Chatto, 508 pp., £25, November 2013, 978 0 7011 8495 7
Show More
Show More
... novel and fifth book; her first books had been biographies, of her father’s famous family and of Edward Burne-Jones. She was 62 when she won the Booker, a widow and the mother of three grown-up children, and although no longer in straits as desperate as those she had drawn on for the novel, she was accustomed to making do on very little. She lived on ...

Ripping the pig

Robert Bernard Martin, 5 August 1982

The Letters of Alfred Lord Tennyson: Vol. 1 1821-1850 
edited by Cecil Lang and Edgar Shannon.
Oxford, 366 pp., £17.50, February 1982, 0 19 812569 0
Show More
Tennyson: ‘In Memoriam’ 
edited by Susan Shatto and Marion Shaw.
Oxford, 397 pp., £25, March 1982, 0 19 812747 2
Show More
Show More
... Two months after Tennyson’s death Burne-Jones was reluctantly following the instructions of the poet’s widow and son in repainting the portrait of Tennyson as a young man which now hangs in the National Portrait Gallery. Emily Tennyson had never liked the picture, perhaps in part because she also disliked Edward FitzGerald, who had originally commissioned it from Samuel Laurence ...

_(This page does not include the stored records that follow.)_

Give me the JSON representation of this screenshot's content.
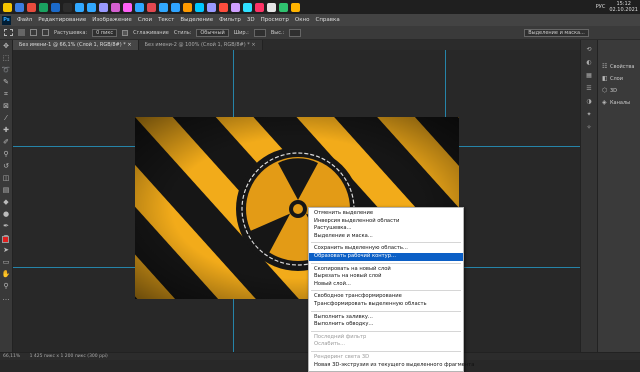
{
  "taskbar": {
    "icon_colors": [
      "#f5c400",
      "#3b7de0",
      "#e84c3d",
      "#1aa260",
      "#1b6ac9",
      "#2c2c2c",
      "#31a8ff",
      "#31a8ff",
      "#9999ff",
      "#d45fd1",
      "#ff61f6",
      "#2ea7ff",
      "#e34850",
      "#31a8ff",
      "#2fa4ff",
      "#ff9a00",
      "#00c8ff",
      "#9999ff",
      "#ff4d3d",
      "#cf9fff",
      "#2fe0ff",
      "#ff3366",
      "#e5e5e5",
      "#2fc26f",
      "#ffb400"
    ],
    "language": "РУС",
    "time": "15:12",
    "date": "02.10.2021"
  },
  "menubar": {
    "logo": "Ps",
    "items": [
      "Файл",
      "Редактирование",
      "Изображение",
      "Слои",
      "Текст",
      "Выделение",
      "Фильтр",
      "3D",
      "Просмотр",
      "Окно",
      "Справка"
    ]
  },
  "optbar": {
    "feather_value": "0 пикс",
    "antialias_label": "Сглаживание",
    "style_label": "Стиль:",
    "style_value": "Обычный",
    "width_label": "Шир.:",
    "height_label": "Выс.:",
    "select_mask_button": "Выделение и маска..."
  },
  "tabs": [
    {
      "label": "Без имени-1 @ 66,1% (Слой 1, RGB/8#) *",
      "active": true
    },
    {
      "label": "Без имени-2 @ 100% (Слой 1, RGB/8#) *",
      "active": false
    }
  ],
  "panels": {
    "items": [
      {
        "icon": "properties-icon",
        "label": "Свойства"
      },
      {
        "icon": "layers-icon",
        "label": "Слои"
      },
      {
        "icon": "3d-icon",
        "label": "3D"
      },
      {
        "icon": "channels-icon",
        "label": "Каналы"
      }
    ]
  },
  "status": {
    "zoom": "66,11%",
    "doc_info": "1 425 пикс x 1 200 пикс (300 ppi)"
  },
  "artwork": {
    "stripe_color": "#f2ab1a",
    "dark_color": "#161616"
  },
  "context_menu": {
    "groups": [
      [
        {
          "label": "Отменить выделение",
          "enabled": true
        },
        {
          "label": "Инверсия выделенной области",
          "enabled": true
        },
        {
          "label": "Растушевка...",
          "enabled": true
        },
        {
          "label": "Выделение и маска...",
          "enabled": true
        }
      ],
      [
        {
          "label": "Сохранить выделенную область...",
          "enabled": true
        },
        {
          "label": "Образовать рабочий контур...",
          "enabled": true,
          "highlighted": true
        }
      ],
      [
        {
          "label": "Скопировать на новый слой",
          "enabled": true
        },
        {
          "label": "Вырезать на новый слой",
          "enabled": true
        },
        {
          "label": "Новый слой...",
          "enabled": true
        }
      ],
      [
        {
          "label": "Свободное трансформирование",
          "enabled": true
        },
        {
          "label": "Трансформировать выделенную область",
          "enabled": true
        }
      ],
      [
        {
          "label": "Выполнить заливку...",
          "enabled": true
        },
        {
          "label": "Выполнить обводку...",
          "enabled": true
        }
      ],
      [
        {
          "label": "Последний фильтр",
          "enabled": false
        },
        {
          "label": "Ослабить...",
          "enabled": false
        }
      ],
      [
        {
          "label": "Рендеринг света 3D",
          "enabled": false
        },
        {
          "label": "Новая 3D-экструзия из текущего выделенного фрагмента",
          "enabled": true
        }
      ]
    ]
  }
}
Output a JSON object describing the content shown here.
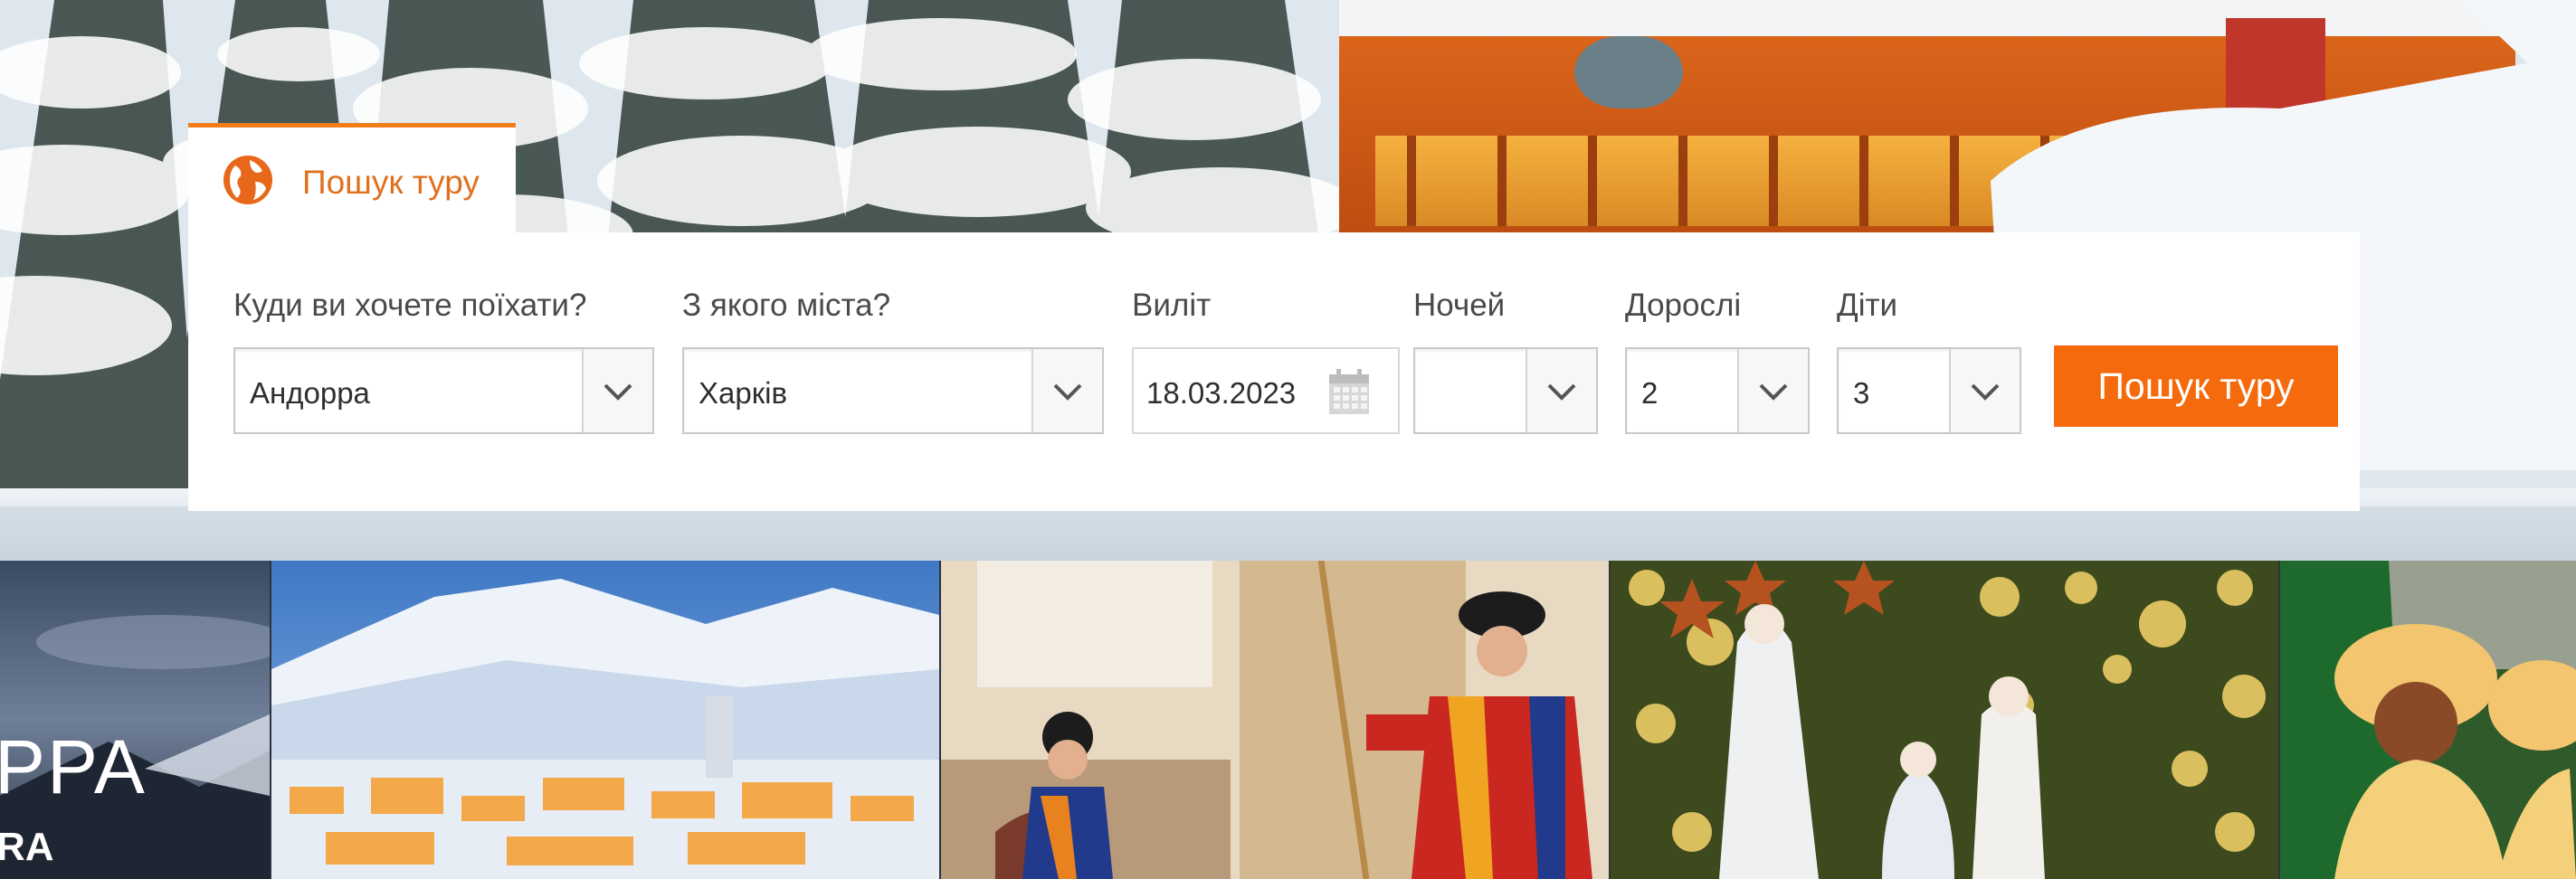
{
  "search_tab": {
    "label": "Пошук туру",
    "icon": "globe-icon"
  },
  "fields": {
    "destination": {
      "label": "Куди ви хочете поїхати?",
      "value": "Андорра"
    },
    "from_city": {
      "label": "З якого міста?",
      "value": "Харків"
    },
    "departure": {
      "label": "Виліт",
      "value": "18.03.2023"
    },
    "nights": {
      "label": "Ночей",
      "value": ""
    },
    "adults": {
      "label": "Дорослі",
      "value": "2"
    },
    "children": {
      "label": "Діти",
      "value": "3"
    }
  },
  "search_button": {
    "label": "Пошук туру"
  },
  "gallery": {
    "first_tile": {
      "caption": "PPA",
      "sub": "RA"
    }
  },
  "colors": {
    "accent": "#f56a0c",
    "tab_text": "#e0711f",
    "label": "#4a4a4a"
  }
}
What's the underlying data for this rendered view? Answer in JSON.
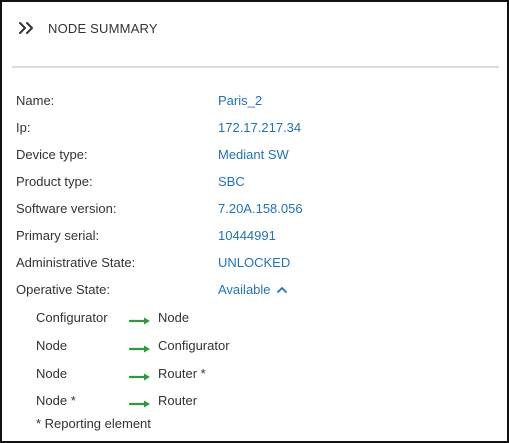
{
  "panel": {
    "expand_icon": "double-chevron-right-icon",
    "title": "NODE SUMMARY"
  },
  "fields": [
    {
      "label": "Name:",
      "value": "Paris_2"
    },
    {
      "label": "Ip:",
      "value": "172.17.217.34"
    },
    {
      "label": "Device type:",
      "value": "Mediant SW"
    },
    {
      "label": "Product type:",
      "value": "SBC"
    },
    {
      "label": "Software version:",
      "value": "7.20A.158.056"
    },
    {
      "label": "Primary serial:",
      "value": "10444991"
    },
    {
      "label": "Administrative State:",
      "value": "UNLOCKED"
    },
    {
      "label": "Operative State:",
      "value": "Available",
      "icon": "chevron-up-icon"
    }
  ],
  "flows": [
    {
      "from": "Configurator",
      "to": "Node",
      "icon": "right-arrow-icon"
    },
    {
      "from": "Node",
      "to": "Configurator",
      "icon": "right-arrow-icon"
    },
    {
      "from": "Node",
      "to": "Router *",
      "icon": "right-arrow-icon"
    },
    {
      "from": "Node *",
      "to": "Router",
      "icon": "right-arrow-icon"
    }
  ],
  "footnote": "* Reporting element",
  "colors": {
    "value_text": "#1e73be",
    "arrow": "#2e9b3b",
    "label_text": "#333333",
    "divider": "#d7dde3",
    "border": "#111111"
  }
}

On Some Days of the Week

Colm Tóibín: Mrs Oscar Wilde, 10 May 2012

Constance: The Tragic and Scandalous Life of Mrs Oscar Wilde 
by Franny Moyle.
John Murray, 374 pp., £9.99, February 2012, 978 1 84854 164 1
Show More
The Picture of Dorian Gray: An Annotated, Uncensored Edition 
by Oscar Wilde, edited by Nicholas Frankel.
Harvard, 295 pp., £25.95, April 2011, 978 0 674 05792 0
Show More
Show More
... to ‘usually gives’. The sentence wasn’t included at all in the book. At Wilde’s trial, Edward Carson used the text of Dorian as evidence against Wilde, and made a clear distinction between the two versions, referring to the book as ‘the purged edition’. But the story, as Frankel makes clear, is not as simple as that. Lippincott’s, using a ...

Read anywhere with the London Review of Books app, available now from the App Store for Apple devices, Google Play for Android devices and Amazon for your Kindle Fire.

Read More

Sign up to our newsletter

For highlights from the latest issue, our archive and the blog, as well as news, events and exclusive promotions.

Newsletter Preferences